Et quomodo vafer sarcinulis transmutare potuit aer itinerantur

How smart luggage could transform air travel

 

Powered by Guardian.co.ukHic titulus “Et quomodo vafer sarcinulis transmutare potuit aer itinerantur” erat scriptum a Rob Walker, observatori die 15 Nov. 2015 00.05 UTC

Noli te cogitare carousel in aeroportus expectantes ad sarcinas? eGO. Et pro tanto diutius apparere sarcinas, et ego edgier. Quod timor, cum sit = a paucis de suitcases sunt lacera circum trundling, ex quo enim vestra sunt.

Sed finge, sed ad inquisitionem, sicut mensa ad lienis et stomachum tuum a text ex vestri phone dicens:: "Carousel in me 5, tolle me venerit. "

Vidulus tuus est in latest uber ut daretur a elit nulla, cum constructum-in Nuntius et GPS semita. Ut interdum vasis vestris et dimittam te poterit textu, ubi paria sunt, Cum sublatus fuerit, vel si quis aperuerit plano sine consilio.

Quod sit "Smert sarcinas" plenitudo a user postulatio?

Ramesh Tainwala, CEO de impedimentis cum Samsonite, instat non est a fad. Et praedicit, erit, ut nulla embedded in saltu magna impedimenta rotarum quae sunt in mundo, in vidulo 1970.

"Smart impedimentis communicare cum domino in hac parte et alteram vehicula attrectando. Omnia enim quae. Hoc erit post magnum," dicit.

Cogita ante reprehendo potest ad sarcinas, qui in aëroportibus vel in se, a motorized in vidulo qui sequuntur te in circuitu, a frenum sicut a canis robotic.

Modo faces cum ducem secuti sunt teaming tech turmas in sensoriis vestes contexere idoneitatem, sic Samsonite est partnering cum Samsung quae nova impedimenta deducere rhoncus a fine anni.

Not all of this innovation is coming from big-name brands, there are growing numbers of start-ups pushing the boundaries too. US-based Planet Traveler has turned to the crowdfunding website Kickstarter to help to launch its Space Case 1. Its hi-tech gadgets include biometric fingerprint locking, global tracking, self-weighing digital scales, even Bluetooth speakers that can turn your suitcase into a boom box or a phone.
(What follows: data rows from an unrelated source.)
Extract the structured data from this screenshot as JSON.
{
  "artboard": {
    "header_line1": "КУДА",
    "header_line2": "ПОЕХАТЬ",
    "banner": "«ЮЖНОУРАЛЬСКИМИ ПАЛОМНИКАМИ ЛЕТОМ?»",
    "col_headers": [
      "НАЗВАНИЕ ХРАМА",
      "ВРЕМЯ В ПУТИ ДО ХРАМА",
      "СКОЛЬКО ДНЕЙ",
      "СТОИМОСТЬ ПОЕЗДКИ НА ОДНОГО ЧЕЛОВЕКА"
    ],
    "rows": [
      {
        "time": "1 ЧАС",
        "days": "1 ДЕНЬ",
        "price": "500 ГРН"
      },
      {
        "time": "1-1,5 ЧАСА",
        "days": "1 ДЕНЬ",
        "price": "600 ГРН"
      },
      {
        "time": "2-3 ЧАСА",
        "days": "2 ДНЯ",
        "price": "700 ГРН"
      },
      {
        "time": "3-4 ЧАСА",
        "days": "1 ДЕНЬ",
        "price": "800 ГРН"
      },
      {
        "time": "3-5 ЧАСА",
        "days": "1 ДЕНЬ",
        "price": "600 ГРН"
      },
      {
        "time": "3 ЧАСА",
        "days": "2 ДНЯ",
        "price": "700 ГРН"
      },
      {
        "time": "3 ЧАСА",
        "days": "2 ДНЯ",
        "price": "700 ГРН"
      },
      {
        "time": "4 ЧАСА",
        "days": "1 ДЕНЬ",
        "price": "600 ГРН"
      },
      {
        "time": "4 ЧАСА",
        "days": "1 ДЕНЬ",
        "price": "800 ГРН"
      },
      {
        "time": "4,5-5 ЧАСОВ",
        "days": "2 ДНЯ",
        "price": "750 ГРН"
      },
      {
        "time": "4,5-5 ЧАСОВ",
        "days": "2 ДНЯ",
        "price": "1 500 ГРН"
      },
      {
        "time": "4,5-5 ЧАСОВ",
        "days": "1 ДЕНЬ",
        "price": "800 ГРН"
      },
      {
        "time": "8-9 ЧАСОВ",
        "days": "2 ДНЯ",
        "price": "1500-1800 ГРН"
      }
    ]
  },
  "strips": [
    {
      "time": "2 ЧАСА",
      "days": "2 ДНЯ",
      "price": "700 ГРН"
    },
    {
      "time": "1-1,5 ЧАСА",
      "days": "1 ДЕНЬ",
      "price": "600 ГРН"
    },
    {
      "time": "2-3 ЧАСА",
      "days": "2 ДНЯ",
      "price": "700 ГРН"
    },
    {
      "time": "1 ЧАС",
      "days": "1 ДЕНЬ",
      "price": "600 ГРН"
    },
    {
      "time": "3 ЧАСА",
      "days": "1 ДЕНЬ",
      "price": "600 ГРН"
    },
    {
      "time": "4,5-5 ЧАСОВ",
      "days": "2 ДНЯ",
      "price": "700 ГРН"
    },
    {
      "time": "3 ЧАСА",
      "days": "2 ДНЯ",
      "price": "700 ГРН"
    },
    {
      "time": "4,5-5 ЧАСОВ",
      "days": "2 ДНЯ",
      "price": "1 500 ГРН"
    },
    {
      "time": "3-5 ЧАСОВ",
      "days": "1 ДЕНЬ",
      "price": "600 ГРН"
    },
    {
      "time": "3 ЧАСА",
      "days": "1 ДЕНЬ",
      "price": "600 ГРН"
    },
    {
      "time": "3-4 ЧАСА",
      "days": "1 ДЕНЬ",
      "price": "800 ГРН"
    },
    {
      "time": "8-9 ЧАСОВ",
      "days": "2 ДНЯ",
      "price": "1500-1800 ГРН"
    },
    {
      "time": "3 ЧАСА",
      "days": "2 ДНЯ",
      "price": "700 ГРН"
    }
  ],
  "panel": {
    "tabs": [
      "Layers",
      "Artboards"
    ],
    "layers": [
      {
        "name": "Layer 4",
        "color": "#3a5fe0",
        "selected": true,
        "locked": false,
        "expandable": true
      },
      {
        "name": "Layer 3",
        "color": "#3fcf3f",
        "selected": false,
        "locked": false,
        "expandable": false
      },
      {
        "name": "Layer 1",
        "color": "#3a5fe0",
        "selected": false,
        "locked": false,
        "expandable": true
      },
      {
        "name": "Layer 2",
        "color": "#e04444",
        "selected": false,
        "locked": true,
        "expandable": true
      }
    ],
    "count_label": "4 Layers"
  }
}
“Smart luggage is tapping into that paranoia we have about things not going quite right,” says Richard Cope, a trends analyst at the research group, Mintel. “It’s ‘smart home’ tech going out into the open world.”

Numbing that paranoia is an expensive business, quamquam. The Space Case 1 is expected to cost about £450 for the full-size bag, and £390 for the carry-on.

But will GPS-tracking luggage cause havoc for airport security? How does this square with those constant reminders to switch off phones anywhere near an aircraft?

Tainwala admits there are issues, but believes they are close to resolving them. He is so confident, in facto,, that he believes technology will be integral to all of Samsonite’s luggage in the next five to 10 annis. “Whether you activate it or not, the luggage will just come with it," dicit. Others are not so convinced.

May Ling, a research manager at market intelligence firm Euromonitor, dicit: “Smart luggage will be scrutinised by government securities around the world. One could imagine them taking the ‘better safe than sorry’ approach and banning it completely to avoid complications.”

The Department for Transport declined to comment. Crucially, forte, the big airlines are understood to be keen for smart luggage to break into the mainstream and are working with companies such as Samsonite to iron out the security challenges.

Cope says: “Smart luggage makes sense for the industry – they want things to be as efficient as possible.”

But what about the consumer? Eleanor Aldridge, a senior editor at Rough Guides, the travel guides publisher, questions whether we are ready for this type of technology, especially because “digital detoxing” – holidaying without smartphones or connections to the internet – is very popular.

“Travellers want to find a balance between tech that enriches their trip and gadgets that tie them into constant connectivity”, she says.

Aldridge predicts many of the gadgets in smart luggage will date quickly, but believes features such as GPS tracking could be more enduring.

“Whether you’re waiting for a suitcase at the airport or you’ve thrown a bag on to the roof of a bus for a 10-hour journey, knowing where it is offers huge peace of mind,” she says.

There might be something else for smart-luggage brands to worry about, quamquam. Cope predicts that in the future we won’t bother to pack at all. Pro, when we get to our destination, the clothes and things we need for our trip will already be there waiting for us, hired in advance for the duration of our stay. “That’s where we’re headed," dicit.

Not so much smart luggage then, as no luggage at all.

Custos guardian.co.uk © News & Media Limited 2010

Related Articles